If you are a project manager and you need to deliver quality, then go look at your car for inspiration. Your car is a high quality product which should inspire you in your project management…
A modern car is long-lasting and useful. It’s high quality. The car manufacturers (Toyota, Renault, Ford, etc.) have worked hard to improve quality over many decades. Consider the last 50 years. If you compare the quality of two cars from 1964 and 2014, the difference is huge. The 1960’s car had an limited lifespan, typically less than 10 years – its body would rust away year by year, its engine would wear out; whereas today’s car should run for several hundred thousand kilometres and remain largely rust free for all its long life. Additionally, that 1960’s car was basic – no radio, no heater, no seatbelts. That’s very low quality in today’s terms. Today, all that comes as standard.
So when you look at your car, you should admire a high quality product, and ask what the project manager can learn from car manufacturers.
In manufacturing, quality is defined in two ways: “Meets specification” and “Fit for use”
The manufacturer has delivered both in your 21st century car
– manufacturing specificationshave vastly improved (better paint, more robust engines, etc.).
– customer satisfaction has vastly increased (the car is more “fit for use” – temperature control, audio, safety…)
Both of these definitions come from the world of manufacturing, but both can be applied to projects.
- In project management, your project has a “product” – this is your deliverable or your solution.
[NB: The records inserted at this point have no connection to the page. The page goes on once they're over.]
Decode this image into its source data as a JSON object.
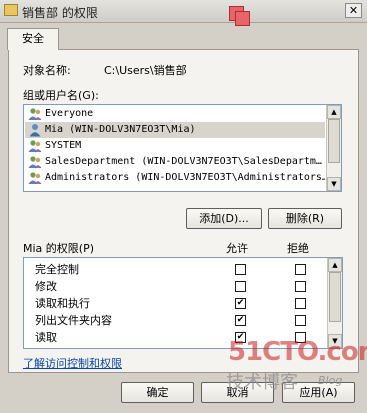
{
  "window": {
    "title": "销售部 的权限",
    "close_glyph": "✕"
  },
  "tab": {
    "label": "安全"
  },
  "object": {
    "label": "对象名称:",
    "value": "C:\\Users\\销售部"
  },
  "groups": {
    "label": "组或用户名(G):",
    "items": [
      {
        "name": "Everyone",
        "selected": false
      },
      {
        "name": "Mia (WIN-DOLV3N7EO3T\\Mia)",
        "selected": true
      },
      {
        "name": "SYSTEM",
        "selected": false
      },
      {
        "name": "SalesDepartment (WIN-DOLV3N7EO3T\\SalesDepartm…",
        "selected": false
      },
      {
        "name": "Administrators (WIN-DOLV3N7EO3T\\Administrators…",
        "selected": false
      }
    ]
  },
  "buttons": {
    "add": "添加(D)...",
    "remove": "删除(R)"
  },
  "permissions": {
    "label": "Mia 的权限(P)",
    "allow_header": "允许",
    "deny_header": "拒绝",
    "rows": [
      {
        "name": "完全控制",
        "allow": false,
        "deny": false
      },
      {
        "name": "修改",
        "allow": false,
        "deny": false
      },
      {
        "name": "读取和执行",
        "allow": true,
        "deny": false
      },
      {
        "name": "列出文件夹内容",
        "allow": true,
        "deny": false
      },
      {
        "name": "读取",
        "allow": true,
        "deny": false
      }
    ]
  },
  "link": {
    "text": "了解访问控制和权限"
  },
  "footer": {
    "ok": "确定",
    "cancel": "取消",
    "apply": "应用(A)"
  },
  "watermark": {
    "site": "51CTO.com",
    "sub": "技术博客",
    "blog": "Blog"
  },
  "colors": {
    "accent_link": "#0645ad",
    "watermark_red": "#c81e1e"
  },
  "icons": {
    "user": "user-icon",
    "check": "✔"
  }
}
This is where your quality focus should be.
We have two definitions of quality, so there are two ways to focus on quality in products.
- Using the approach of “meet specification”, the starting point is to define (i.e. write down and describe) your final product, then to break it down into sub-products. To document that breakdown, you can draw a simple diagram called a “Product breakdown structure“, which shows the 15 or 20 deliverables that make up your final product. You can then focus on each of these deliverables – particularly, on how to deliver quality for each deliverable, one by one. If each deliverable is high quality, then your final product will be high quality
- Using the approach of “fit for purpose”, you start with a less defined final product, typically a list of user needs or functionalities. (Sometimes these are expressed as “user stories”). You then work iteratively, trying to converge towards a solution that meets user needs. Each iteration is a better approximation to the final product, and where possible, is a partial working solution. Throughout the process, you work closely with your user or customer, showing them each iteration to get their feedback, so they can check that it’s fit for purpose. Iteratively, you converge towards a high quality solution.
These two approaches correspond to two Project Management methods
- Prince2: The specification-driven approach is the way that the Prince2 project management method addresses quality. Prince2 has a “path to quality”.
- AgilePM: The iterative approach is an Agile way of working, supported by methods like DSDM (which is the basis for the AgilePM certification). DSDM says “never compromise quality”
Whatever your method, it’s time to take action on Project Management quality.
One of the famous books on manufacturing quality is called “Quality is Free”. The book says that addressing quality correctly doesn’t cost you time and money, it saves time and money.
If you don’t use a robust approach to quality, you’ll probably waste time. You’ll discover the defects downstream. You’ll find out the customer’s quality expectations when you deliver. And you’ll probably fix any problems. But fixing quality defaults once the product is delivered can be very time consuming. You may end up doing the work twice… once to make the product, and a second time to fix it.
So addressing quality saves you time, keeps your customer happy, and delivers added value. Free of charge.
So maybe it’s time to go admire your car… and to get inspiration for your next project.